Writing about John Masefield yesterday I discovered that "The Box of Delights" is to be filmed.

Variety reports:
Brit Mike Newell will direct "The Box of Delights," based on John Masefield's classic 1930s children's novel about a boy entrusted with a magic box that allows him to travel through time.
Brit shingle Brilliant Films is funding development of the feature, which Frank Cottrell Boyce ("Millions") is adapting.
I am afraid Variety reports are like that.

Interestingly, Mike Newell is quoted as saying:
"I first heard 'Box of Delights' as a radio play on the BBC when I was a boy ... I was immediately seduced by the tingling, opening harp music and the fantastical, mysterious, magic story that followed."
I remember hearing The Box of Delights on the radio too and being utterly enchanted by it. But Newell is 18 years older than me, so his must have been a different play.

Much later: If the Wikipedia page is correct then Newell is remembering a 1955 production and I must be remembering one from as early as 1966. No wonder I was bowled over at the ago of 6. Bizarrely to modern tastes, Patricia Hayes played Kay Harker (a boy) in both versions.

5 comments:

Frank H Little said...

There was a good BBC TV adaptation, too, with Patrick Troughton as the Punch-and-Judy man. It included an episode in the book dropped from the radio adaptation. Its only fault was the rather primitive (by today's CGI standards) animations.

Frank H Little said...

Oops! That comes of commenting before reading all the earlier postings, such as "John Masefield, Traffic and Aston Tirrold".

I would add that the harp music Mike Newell remembers must be the rhythmic figure in the slow movement of Hely-Hutchinson's "Carol Symphony". This ingenious orchestration of traditional carols was used as incidental music throughout the 1940s radio adaptation.

Iain said...

I agree with Frank, the BBC adaptation in 1984 with Patrick Troughton was really quite magical.

Although I was far too old by that time to be in the target age group I found myself quite enchanted by it.

I bought the DVD a couple of years back and likewise was struck by the outdated animations.

Ian Ridley said...

I bought the TV adaptation only last month and it holds up very well. I loved it as a 12 year old when was first broadcast

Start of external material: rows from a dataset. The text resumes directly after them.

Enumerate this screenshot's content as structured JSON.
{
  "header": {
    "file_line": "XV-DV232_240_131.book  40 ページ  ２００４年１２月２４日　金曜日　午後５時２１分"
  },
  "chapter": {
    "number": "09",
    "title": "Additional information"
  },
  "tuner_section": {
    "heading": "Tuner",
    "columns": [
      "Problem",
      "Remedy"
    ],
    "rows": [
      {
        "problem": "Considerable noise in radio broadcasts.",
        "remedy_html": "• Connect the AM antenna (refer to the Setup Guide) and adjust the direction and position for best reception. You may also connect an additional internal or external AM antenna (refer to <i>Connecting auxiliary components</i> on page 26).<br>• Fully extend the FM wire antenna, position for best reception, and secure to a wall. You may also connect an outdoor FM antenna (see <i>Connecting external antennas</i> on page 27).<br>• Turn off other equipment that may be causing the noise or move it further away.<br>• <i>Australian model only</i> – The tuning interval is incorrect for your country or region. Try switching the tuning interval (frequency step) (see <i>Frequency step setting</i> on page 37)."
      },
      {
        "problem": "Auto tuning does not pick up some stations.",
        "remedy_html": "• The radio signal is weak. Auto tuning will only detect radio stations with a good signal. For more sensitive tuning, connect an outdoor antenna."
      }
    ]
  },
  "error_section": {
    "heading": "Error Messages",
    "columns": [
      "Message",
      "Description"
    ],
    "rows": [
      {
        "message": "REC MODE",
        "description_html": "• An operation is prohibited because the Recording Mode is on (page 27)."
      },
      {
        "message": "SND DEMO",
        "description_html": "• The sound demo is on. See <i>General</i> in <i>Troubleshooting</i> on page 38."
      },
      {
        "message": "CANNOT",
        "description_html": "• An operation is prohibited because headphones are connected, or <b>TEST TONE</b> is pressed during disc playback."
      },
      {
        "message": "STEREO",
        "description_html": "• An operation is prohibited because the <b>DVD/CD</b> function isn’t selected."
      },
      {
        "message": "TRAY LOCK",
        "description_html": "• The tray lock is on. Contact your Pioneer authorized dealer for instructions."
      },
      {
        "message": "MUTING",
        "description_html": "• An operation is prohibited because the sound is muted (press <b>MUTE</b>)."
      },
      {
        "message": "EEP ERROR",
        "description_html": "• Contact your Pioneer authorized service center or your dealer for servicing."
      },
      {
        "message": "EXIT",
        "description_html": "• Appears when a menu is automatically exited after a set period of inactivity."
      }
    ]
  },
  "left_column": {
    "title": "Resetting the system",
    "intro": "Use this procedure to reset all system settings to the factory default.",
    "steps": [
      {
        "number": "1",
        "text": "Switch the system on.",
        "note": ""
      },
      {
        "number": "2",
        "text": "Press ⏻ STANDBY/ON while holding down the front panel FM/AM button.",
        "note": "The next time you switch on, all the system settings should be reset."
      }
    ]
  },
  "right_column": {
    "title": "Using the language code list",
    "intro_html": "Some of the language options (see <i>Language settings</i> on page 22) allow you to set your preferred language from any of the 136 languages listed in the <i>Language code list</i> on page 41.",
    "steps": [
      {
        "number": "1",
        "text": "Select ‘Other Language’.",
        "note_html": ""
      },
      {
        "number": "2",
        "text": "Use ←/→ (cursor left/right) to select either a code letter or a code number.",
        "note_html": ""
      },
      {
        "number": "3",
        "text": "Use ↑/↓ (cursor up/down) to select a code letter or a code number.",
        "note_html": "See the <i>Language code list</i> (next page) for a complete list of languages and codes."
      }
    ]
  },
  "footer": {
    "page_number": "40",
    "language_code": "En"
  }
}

Michael said...

I remember making mince pies with my mother on Chrstmas Eve 1966 and listening to the magical radio play. But this particular version seems sadly now to be lost. Such a pity.